(Work to be completed) No pictures belong in the answer. Repeat all the entries exactly.

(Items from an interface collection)
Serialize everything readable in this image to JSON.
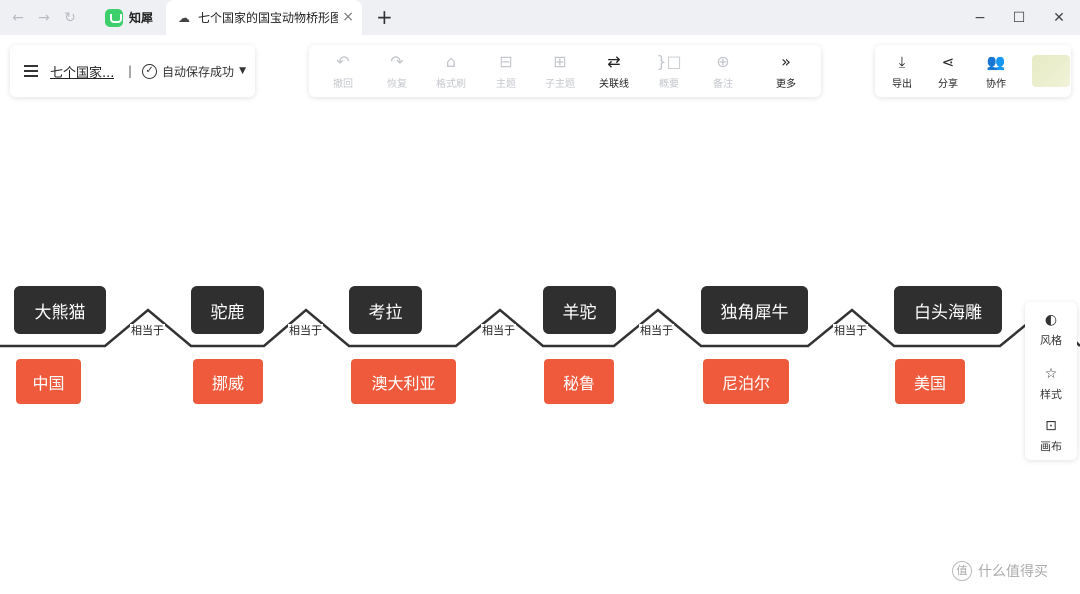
{
  "browser": {
    "tabs": [
      {
        "title": "知犀"
      },
      {
        "title": "七个国家的国宝动物桥形图_新"
      }
    ],
    "new_tab_symbol": "+",
    "close_symbol": "×"
  },
  "document": {
    "title": "七个国家...",
    "separator": "|",
    "save_status": "自动保存成功"
  },
  "toolbar": {
    "items": [
      {
        "label": "撤回",
        "icon": "undo-icon",
        "glyph": "↶",
        "enabled": false
      },
      {
        "label": "恢复",
        "icon": "redo-icon",
        "glyph": "↷",
        "enabled": false
      },
      {
        "label": "格式刷",
        "icon": "format-brush-icon",
        "glyph": "⌂",
        "enabled": false
      },
      {
        "label": "主题",
        "icon": "topic-icon",
        "glyph": "⊟",
        "enabled": false
      },
      {
        "label": "子主题",
        "icon": "subtopic-icon",
        "glyph": "⊞",
        "enabled": false
      },
      {
        "label": "关联线",
        "icon": "relation-line-icon",
        "glyph": "⇄",
        "enabled": true
      },
      {
        "label": "概要",
        "icon": "summary-icon",
        "glyph": "}□",
        "enabled": false
      },
      {
        "label": "备注",
        "icon": "note-icon",
        "glyph": "⊕",
        "enabled": false
      },
      {
        "label": "更多",
        "icon": "more-icon",
        "glyph": "»",
        "enabled": true
      }
    ],
    "right": [
      {
        "label": "导出",
        "icon": "export-icon",
        "glyph": "⤓"
      },
      {
        "label": "分享",
        "icon": "share-icon",
        "glyph": "⋖"
      },
      {
        "label": "协作",
        "icon": "collaborate-icon",
        "glyph": "👥"
      }
    ]
  },
  "bridge": {
    "relation_label": "相当于",
    "pairs": [
      {
        "animal": "大熊猫",
        "country": "中国"
      },
      {
        "animal": "驼鹿",
        "country": "挪威"
      },
      {
        "animal": "考拉",
        "country": "澳大利亚"
      },
      {
        "animal": "羊驼",
        "country": "秘鲁"
      },
      {
        "animal": "独角犀牛",
        "country": "尼泊尔"
      },
      {
        "animal": "白头海雕",
        "country": "美国"
      }
    ]
  },
  "side_panel": {
    "items": [
      {
        "label": "风格",
        "icon": "palette-icon",
        "glyph": "◐"
      },
      {
        "label": "样式",
        "icon": "style-icon",
        "glyph": "☆"
      },
      {
        "label": "画布",
        "icon": "canvas-icon",
        "glyph": "⊡"
      }
    ]
  },
  "watermark": {
    "text": "什么值得买",
    "glyph": "值"
  },
  "colors": {
    "animal_node": "#2f2f2f",
    "country_node": "#f05a3c",
    "line": "#333333"
  }
}
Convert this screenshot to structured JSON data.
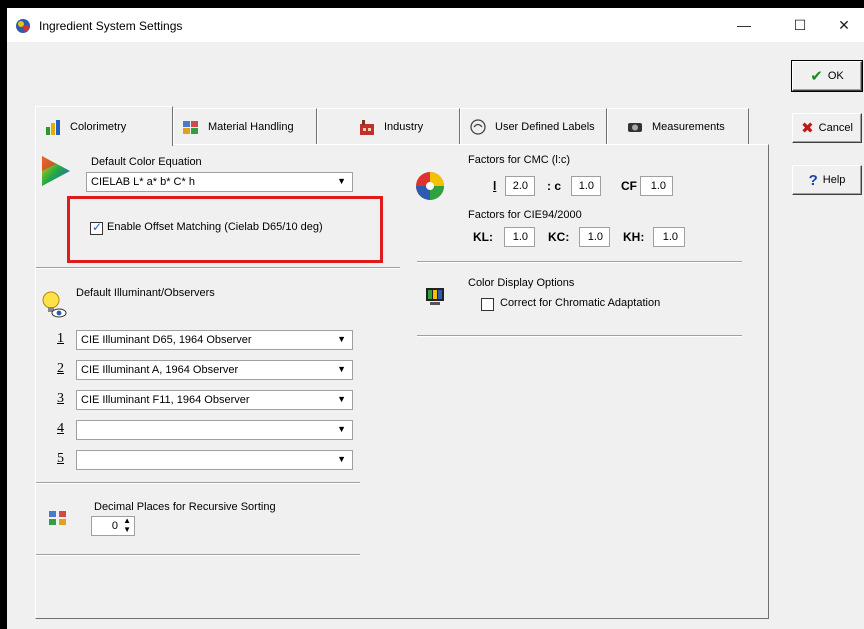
{
  "window": {
    "title": "Ingredient System Settings"
  },
  "window_controls": {
    "minimize": "—",
    "maximize": "☐",
    "close": "✕"
  },
  "actions": {
    "ok": "OK",
    "cancel": "Cancel",
    "help": "Help"
  },
  "tabs": [
    {
      "label": "Colorimetry",
      "active": true
    },
    {
      "label": "Material Handling"
    },
    {
      "label": "Industry"
    },
    {
      "label": "User Defined Labels"
    },
    {
      "label": "Measurements"
    }
  ],
  "color_equation": {
    "label": "Default Color Equation",
    "value": "CIELAB L* a* b* C* h"
  },
  "offset_matching": {
    "label": "Enable Offset Matching (Cielab D65/10 deg)",
    "checked": true
  },
  "illuminants": {
    "label": "Default Illuminant/Observers",
    "items": [
      {
        "num": "1",
        "value": "CIE Illuminant D65, 1964 Observer"
      },
      {
        "num": "2",
        "value": "CIE Illuminant A, 1964 Observer"
      },
      {
        "num": "3",
        "value": "CIE Illuminant F11, 1964 Observer"
      },
      {
        "num": "4",
        "value": ""
      },
      {
        "num": "5",
        "value": ""
      }
    ]
  },
  "decimal_places": {
    "label": "Decimal Places for Recursive Sorting",
    "value": "0"
  },
  "cmc": {
    "label": "Factors for CMC (l:c)",
    "l_label": "l",
    "l_value": "2.0",
    "c_label": ": c",
    "c_value": "1.0",
    "cf_label": "CF",
    "cf_value": "1.0"
  },
  "cie94": {
    "label": "Factors for CIE94/2000",
    "kl_label": "KL:",
    "kl_value": "1.0",
    "kc_label": "KC:",
    "kc_value": "1.0",
    "kh_label": "KH:",
    "kh_value": "1.0"
  },
  "display_options": {
    "label": "Color Display Options",
    "chromatic_label": "Correct for Chromatic Adaptation",
    "chromatic_checked": false
  },
  "colors": {
    "highlight": "#e01b1b",
    "ok_check": "#1a8a1a",
    "cancel_x": "#c01818",
    "help_q": "#1a3fa8"
  }
}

(Your solution)
Serialize everything readable in this image to JSON.
{
  "browser": {
    "tabs": [
      {
        "title": "知犀"
      },
      {
        "title": "七个国家的国宝动物桥形图_新"
      }
    ],
    "new_tab_symbol": "+",
    "close_symbol": "×"
  },
  "document": {
    "title": "七个国家...",
    "separator": "|",
    "save_status": "自动保存成功"
  },
  "toolbar": {
    "items": [
      {
        "label": "撤回",
        "icon": "undo-icon",
        "glyph": "↶",
        "enabled": false
      },
      {
        "label": "恢复",
        "icon": "redo-icon",
        "glyph": "↷",
        "enabled": false
      },
      {
        "label": "格式刷",
        "icon": "format-brush-icon",
        "glyph": "⌂",
        "enabled": false
      },
      {
        "label": "主题",
        "icon": "topic-icon",
        "glyph": "⊟",
        "enabled": false
      },
      {
        "label": "子主题",
        "icon": "subtopic-icon",
        "glyph": "⊞",
        "enabled": false
      },
      {
        "label": "关联线",
        "icon": "relation-line-icon",
        "glyph": "⇄",
        "enabled": true
      },
      {
        "label": "概要",
        "icon": "summary-icon",
        "glyph": "}□",
        "enabled": false
      },
      {
        "label": "备注",
        "icon": "note-icon",
        "glyph": "⊕",
        "enabled": false
      },
      {
        "label": "更多",
        "icon": "more-icon",
        "glyph": "»",
        "enabled": true
      }
    ],
    "right": [
      {
        "label": "导出",
        "icon": "export-icon",
        "glyph": "⤓"
      },
      {
        "label": "分享",
        "icon": "share-icon",
        "glyph": "⋖"
      },
      {
        "label": "协作",
        "icon": "collaborate-icon",
        "glyph": "👥"
      }
    ]
  },
  "bridge": {
    "relation_label": "相当于",
    "pairs": [
      {
        "animal": "大熊猫",
        "country": "中国"
      },
      {
        "animal": "驼鹿",
        "country": "挪威"
      },
      {
        "animal": "考拉",
        "country": "澳大利亚"
      },
      {
        "animal": "羊驼",
        "country": "秘鲁"
      },
      {
        "animal": "独角犀牛",
        "country": "尼泊尔"
      },
      {
        "animal": "白头海雕",
        "country": "美国"
      }
    ]
  },
  "side_panel": {
    "items": [
      {
        "label": "风格",
        "icon": "palette-icon",
        "glyph": "◐"
      },
      {
        "label": "样式",
        "icon": "style-icon",
        "glyph": "☆"
      },
      {
        "label": "画布",
        "icon": "canvas-icon",
        "glyph": "⊡"
      }
    ]
  },
  "watermark": {
    "text": "什么值得买",
    "glyph": "值"
  },
  "colors": {
    "animal_node": "#2f2f2f",
    "country_node": "#f05a3c",
    "line": "#333333"
  }
}
Convert this screenshot to structured JSON data.
{
  "window": {
    "title": "Ingredient System Settings"
  },
  "window_controls": {
    "minimize": "—",
    "maximize": "☐",
    "close": "✕"
  },
  "actions": {
    "ok": "OK",
    "cancel": "Cancel",
    "help": "Help"
  },
  "tabs": [
    {
      "label": "Colorimetry",
      "active": true
    },
    {
      "label": "Material Handling"
    },
    {
      "label": "Industry"
    },
    {
      "label": "User Defined Labels"
    },
    {
      "label": "Measurements"
    }
  ],
  "color_equation": {
    "label": "Default Color Equation",
    "value": "CIELAB L* a* b* C* h"
  },
  "offset_matching": {
    "label": "Enable Offset Matching (Cielab D65/10 deg)",
    "checked": true
  },
  "illuminants": {
    "label": "Default Illuminant/Observers",
    "items": [
      {
        "num": "1",
        "value": "CIE Illuminant D65, 1964 Observer"
      },
      {
        "num": "2",
        "value": "CIE Illuminant A, 1964 Observer"
      },
      {
        "num": "3",
        "value": "CIE Illuminant F11, 1964 Observer"
      },
      {
        "num": "4",
        "value": ""
      },
      {
        "num": "5",
        "value": ""
      }
    ]
  },
  "decimal_places": {
    "label": "Decimal Places for Recursive Sorting",
    "value": "0"
  },
  "cmc": {
    "label": "Factors for CMC (l:c)",
    "l_label": "l",
    "l_value": "2.0",
    "c_label": ": c",
    "c_value": "1.0",
    "cf_label": "CF",
    "cf_value": "1.0"
  },
  "cie94": {
    "label": "Factors for CIE94/2000",
    "kl_label": "KL:",
    "kl_value": "1.0",
    "kc_label": "KC:",
    "kc_value": "1.0",
    "kh_label": "KH:",
    "kh_value": "1.0"
  },
  "display_options": {
    "label": "Color Display Options",
    "chromatic_label": "Correct for Chromatic Adaptation",
    "chromatic_checked": false
  },
  "colors": {
    "highlight": "#e01b1b",
    "ok_check": "#1a8a1a",
    "cancel_x": "#c01818",
    "help_q": "#1a3fa8"
  }
}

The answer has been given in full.